The new law was spurred by the death of George Floyd while he was in police custody. It took effect March 1 of this year.

The law no longer allows state law officers to justify deadly force by claiming they were protecting themselves or others from "apparent" death or great bodily harm by eliminating the word "apparent" from existing laws.

The new law states such deadly force can only be used "to protect the peace officer or another from death or great bodily harm."

Because it conflicts with laws in North Dakota and other states surrounding Minnesota, law officers won't cross state lines for mutual aid, Shockley said.

Minnesota's major law enforcement associations filed a lawsuit to stop the new law and determine whether it's constitutional.

The suit is currently being evaluated by the courts, and legal arguments must be made by Nov. 12. However, even if a decision quickly followed, the case could then be appealed, prolonging the issue.

Thus, Shockley told the City Council he thinks the legislature needs to change the law or make an exception for border cities.

Bode said the other top legislative priority for Moorhead should be seeking $17.5 million in the bonding bill to complete all flood structures in the city.
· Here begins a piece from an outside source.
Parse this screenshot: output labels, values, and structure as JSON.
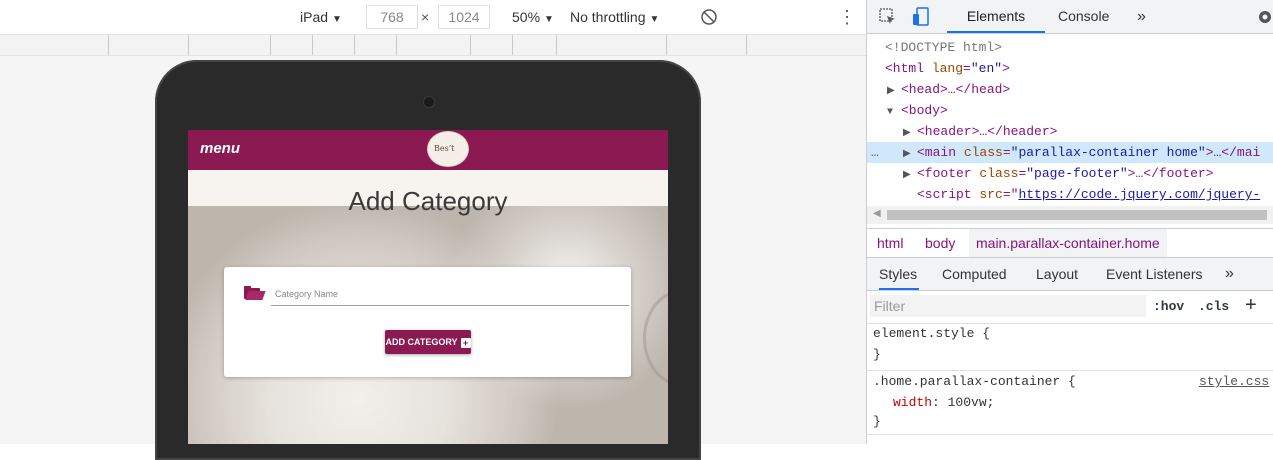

She said the funds would be used for a north Moorhead project, lift stations, a First Avenue North levee/floodwall, Riverview Circle levies and a 40th Avenue South road raise.

The city was successful in the 2020 bonding bill with funding awarded to help with the 11th Street railroad underpass project, Clay County waste management campus project in Moorhead and other flood control projects, Bode said.

The other legislative priorities for Moorhead are to keep an eye on the Border City Enterprise zone programs that date back to the 1980s and address competitive disparities between Minnesota and North Dakota tax structures and worker's compensation costs, she said.

The program is now built into the state budget, she noted, but it still needs to be monitored. The program helps Moorhead, Dilworth, East Grand Forks, Breckenridge and Ortonville with aid.

About 125 businesses have applied for the worker's compensation program so far this year — only about half of those eligible. It could provide up to $30,000 to each business.